___ EXERCISE MATERIAL

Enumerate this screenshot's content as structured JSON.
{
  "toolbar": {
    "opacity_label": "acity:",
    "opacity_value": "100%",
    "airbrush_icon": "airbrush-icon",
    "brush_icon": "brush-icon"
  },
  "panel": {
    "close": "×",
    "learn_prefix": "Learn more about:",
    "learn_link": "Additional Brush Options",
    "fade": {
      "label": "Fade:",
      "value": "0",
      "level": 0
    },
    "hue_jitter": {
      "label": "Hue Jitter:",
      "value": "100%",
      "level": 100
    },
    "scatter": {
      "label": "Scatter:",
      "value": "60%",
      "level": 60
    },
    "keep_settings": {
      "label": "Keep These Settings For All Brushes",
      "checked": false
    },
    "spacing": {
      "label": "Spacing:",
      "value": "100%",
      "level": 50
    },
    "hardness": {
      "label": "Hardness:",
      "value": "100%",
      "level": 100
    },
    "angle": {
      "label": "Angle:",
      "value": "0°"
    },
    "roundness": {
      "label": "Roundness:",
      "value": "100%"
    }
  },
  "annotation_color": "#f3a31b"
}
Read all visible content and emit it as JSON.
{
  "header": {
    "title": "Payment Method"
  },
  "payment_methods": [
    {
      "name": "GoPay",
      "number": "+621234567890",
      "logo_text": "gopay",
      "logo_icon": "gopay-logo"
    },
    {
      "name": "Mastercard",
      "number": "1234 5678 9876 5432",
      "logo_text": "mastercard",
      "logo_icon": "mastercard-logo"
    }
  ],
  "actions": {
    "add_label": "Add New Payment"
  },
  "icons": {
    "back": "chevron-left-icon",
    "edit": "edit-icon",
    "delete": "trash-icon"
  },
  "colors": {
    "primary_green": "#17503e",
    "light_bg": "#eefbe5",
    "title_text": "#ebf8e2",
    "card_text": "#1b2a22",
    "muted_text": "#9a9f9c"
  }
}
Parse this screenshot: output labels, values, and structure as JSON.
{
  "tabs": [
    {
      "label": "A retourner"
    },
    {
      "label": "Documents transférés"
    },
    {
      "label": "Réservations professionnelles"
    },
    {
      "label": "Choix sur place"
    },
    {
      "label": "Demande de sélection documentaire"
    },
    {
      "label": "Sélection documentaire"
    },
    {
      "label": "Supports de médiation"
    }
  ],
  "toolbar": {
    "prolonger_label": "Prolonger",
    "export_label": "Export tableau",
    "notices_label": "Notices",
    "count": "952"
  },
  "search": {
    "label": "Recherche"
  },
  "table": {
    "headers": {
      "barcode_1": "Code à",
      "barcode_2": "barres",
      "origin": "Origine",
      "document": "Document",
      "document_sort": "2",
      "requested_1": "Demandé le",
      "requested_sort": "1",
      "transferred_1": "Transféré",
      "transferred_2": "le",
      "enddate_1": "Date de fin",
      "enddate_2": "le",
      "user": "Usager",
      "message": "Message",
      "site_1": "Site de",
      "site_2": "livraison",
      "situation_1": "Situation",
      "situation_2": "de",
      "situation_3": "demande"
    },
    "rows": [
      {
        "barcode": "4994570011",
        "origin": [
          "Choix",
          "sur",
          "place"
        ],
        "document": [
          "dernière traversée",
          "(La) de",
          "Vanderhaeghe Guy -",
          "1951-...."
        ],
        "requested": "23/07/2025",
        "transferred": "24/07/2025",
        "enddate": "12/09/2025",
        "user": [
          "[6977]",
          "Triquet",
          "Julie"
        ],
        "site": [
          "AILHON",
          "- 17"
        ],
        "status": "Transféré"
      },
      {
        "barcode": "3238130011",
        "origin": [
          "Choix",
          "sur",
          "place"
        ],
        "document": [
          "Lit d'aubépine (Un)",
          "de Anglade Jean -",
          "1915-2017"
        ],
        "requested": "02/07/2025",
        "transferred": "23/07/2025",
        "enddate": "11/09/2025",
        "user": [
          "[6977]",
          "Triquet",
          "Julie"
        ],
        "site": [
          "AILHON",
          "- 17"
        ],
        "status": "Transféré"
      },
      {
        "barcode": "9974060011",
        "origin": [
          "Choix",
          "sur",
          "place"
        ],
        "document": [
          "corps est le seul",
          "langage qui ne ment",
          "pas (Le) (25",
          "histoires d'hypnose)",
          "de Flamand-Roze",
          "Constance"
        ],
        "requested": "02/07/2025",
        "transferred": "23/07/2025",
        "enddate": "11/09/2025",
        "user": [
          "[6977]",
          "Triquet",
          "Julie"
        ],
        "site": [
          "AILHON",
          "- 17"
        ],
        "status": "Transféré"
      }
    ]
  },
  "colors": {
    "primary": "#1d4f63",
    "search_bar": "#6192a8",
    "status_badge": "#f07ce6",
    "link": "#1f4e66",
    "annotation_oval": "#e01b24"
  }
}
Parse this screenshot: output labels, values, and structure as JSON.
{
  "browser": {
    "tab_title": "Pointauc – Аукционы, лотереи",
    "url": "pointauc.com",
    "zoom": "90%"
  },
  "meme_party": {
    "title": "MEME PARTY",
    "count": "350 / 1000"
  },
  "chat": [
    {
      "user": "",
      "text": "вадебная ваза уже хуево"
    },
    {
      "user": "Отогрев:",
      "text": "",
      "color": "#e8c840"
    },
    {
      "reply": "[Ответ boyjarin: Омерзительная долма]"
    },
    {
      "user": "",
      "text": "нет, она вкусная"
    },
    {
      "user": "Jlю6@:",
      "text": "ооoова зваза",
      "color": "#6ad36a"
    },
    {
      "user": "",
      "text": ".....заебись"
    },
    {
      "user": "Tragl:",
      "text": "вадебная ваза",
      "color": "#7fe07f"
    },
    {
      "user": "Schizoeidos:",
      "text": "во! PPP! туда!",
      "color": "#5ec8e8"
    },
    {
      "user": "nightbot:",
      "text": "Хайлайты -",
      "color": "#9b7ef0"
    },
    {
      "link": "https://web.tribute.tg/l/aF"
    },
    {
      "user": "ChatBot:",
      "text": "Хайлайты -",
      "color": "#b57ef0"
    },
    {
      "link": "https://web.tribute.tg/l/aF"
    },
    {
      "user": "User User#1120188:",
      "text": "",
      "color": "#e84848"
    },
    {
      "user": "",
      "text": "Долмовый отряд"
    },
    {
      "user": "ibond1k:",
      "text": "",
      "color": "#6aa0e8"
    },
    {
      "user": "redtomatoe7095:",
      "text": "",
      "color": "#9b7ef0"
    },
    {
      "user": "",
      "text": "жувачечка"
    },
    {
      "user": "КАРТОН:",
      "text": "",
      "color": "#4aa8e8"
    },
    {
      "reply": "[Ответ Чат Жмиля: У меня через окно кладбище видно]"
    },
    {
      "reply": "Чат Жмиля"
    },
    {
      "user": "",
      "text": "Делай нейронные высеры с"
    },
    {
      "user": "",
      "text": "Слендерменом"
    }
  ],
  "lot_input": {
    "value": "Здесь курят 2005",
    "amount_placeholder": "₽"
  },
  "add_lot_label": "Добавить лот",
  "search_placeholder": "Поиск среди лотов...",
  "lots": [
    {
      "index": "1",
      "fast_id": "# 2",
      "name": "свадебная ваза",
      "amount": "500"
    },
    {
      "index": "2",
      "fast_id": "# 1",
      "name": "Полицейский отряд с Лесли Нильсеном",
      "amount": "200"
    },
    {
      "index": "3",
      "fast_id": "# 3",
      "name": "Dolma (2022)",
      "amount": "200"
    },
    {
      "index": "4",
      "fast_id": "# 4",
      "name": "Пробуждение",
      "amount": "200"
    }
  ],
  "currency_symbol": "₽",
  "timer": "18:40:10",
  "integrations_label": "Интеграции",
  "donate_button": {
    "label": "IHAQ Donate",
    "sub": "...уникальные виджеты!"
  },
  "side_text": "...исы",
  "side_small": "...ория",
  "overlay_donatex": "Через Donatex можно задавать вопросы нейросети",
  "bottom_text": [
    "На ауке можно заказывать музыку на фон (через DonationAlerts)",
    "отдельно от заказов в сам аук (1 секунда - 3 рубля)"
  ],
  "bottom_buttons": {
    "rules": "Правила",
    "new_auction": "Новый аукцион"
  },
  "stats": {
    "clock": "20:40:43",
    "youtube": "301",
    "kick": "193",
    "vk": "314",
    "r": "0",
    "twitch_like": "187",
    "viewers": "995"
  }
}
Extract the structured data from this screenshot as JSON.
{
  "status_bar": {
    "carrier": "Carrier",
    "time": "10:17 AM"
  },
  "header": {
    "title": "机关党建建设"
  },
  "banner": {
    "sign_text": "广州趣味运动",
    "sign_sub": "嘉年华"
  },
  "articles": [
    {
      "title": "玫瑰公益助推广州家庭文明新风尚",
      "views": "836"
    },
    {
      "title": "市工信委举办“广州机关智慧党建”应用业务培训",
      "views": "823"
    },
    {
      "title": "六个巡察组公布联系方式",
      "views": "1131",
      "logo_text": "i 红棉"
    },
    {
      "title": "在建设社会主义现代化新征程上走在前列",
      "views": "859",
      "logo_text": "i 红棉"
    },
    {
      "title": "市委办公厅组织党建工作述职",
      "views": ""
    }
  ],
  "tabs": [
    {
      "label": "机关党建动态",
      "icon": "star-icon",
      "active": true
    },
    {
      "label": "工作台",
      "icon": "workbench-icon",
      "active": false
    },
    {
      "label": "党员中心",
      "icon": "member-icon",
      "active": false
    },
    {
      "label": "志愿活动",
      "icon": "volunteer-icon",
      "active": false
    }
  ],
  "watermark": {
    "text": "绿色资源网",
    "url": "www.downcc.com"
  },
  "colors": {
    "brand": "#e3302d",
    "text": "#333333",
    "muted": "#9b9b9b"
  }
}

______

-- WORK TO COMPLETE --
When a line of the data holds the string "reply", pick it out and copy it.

-- WRITTEN SOLUTION --
      "reply": "[Ответ boyjarin: Омерзительная долма]"
      "reply": "[Ответ Чат Жмиля: У меня через окно кладбище видно]"
      "reply": "Чат Жмиля"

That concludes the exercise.